-- Work instructions --
Across all the entries below, how many lines mention the string "upvote"? Respond with a single number.

(Website and app data records)
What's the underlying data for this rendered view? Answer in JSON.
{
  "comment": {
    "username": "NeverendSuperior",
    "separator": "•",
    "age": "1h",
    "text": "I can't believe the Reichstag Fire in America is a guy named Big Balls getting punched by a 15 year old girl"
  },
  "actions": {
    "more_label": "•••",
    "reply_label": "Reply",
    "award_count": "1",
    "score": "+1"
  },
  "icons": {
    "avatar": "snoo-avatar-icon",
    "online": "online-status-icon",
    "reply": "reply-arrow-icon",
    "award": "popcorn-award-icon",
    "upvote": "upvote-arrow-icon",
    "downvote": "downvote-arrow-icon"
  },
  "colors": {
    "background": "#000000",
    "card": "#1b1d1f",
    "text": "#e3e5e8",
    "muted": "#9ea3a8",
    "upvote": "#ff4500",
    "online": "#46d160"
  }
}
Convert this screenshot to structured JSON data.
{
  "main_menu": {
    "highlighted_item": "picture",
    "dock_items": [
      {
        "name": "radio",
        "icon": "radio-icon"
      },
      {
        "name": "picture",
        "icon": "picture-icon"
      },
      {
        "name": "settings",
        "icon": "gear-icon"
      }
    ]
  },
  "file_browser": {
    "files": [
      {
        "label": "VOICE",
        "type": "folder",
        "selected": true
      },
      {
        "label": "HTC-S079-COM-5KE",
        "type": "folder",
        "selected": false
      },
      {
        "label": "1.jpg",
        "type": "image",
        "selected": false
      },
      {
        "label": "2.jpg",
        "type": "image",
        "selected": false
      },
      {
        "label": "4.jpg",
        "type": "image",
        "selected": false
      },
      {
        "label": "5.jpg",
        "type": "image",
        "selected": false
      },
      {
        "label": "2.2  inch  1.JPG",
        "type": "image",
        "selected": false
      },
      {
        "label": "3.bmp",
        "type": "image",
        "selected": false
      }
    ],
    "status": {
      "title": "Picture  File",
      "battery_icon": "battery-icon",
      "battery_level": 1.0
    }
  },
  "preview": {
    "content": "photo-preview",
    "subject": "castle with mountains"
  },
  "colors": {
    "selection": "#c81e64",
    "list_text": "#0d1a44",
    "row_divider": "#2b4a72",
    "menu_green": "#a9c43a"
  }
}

-- Finished task --
2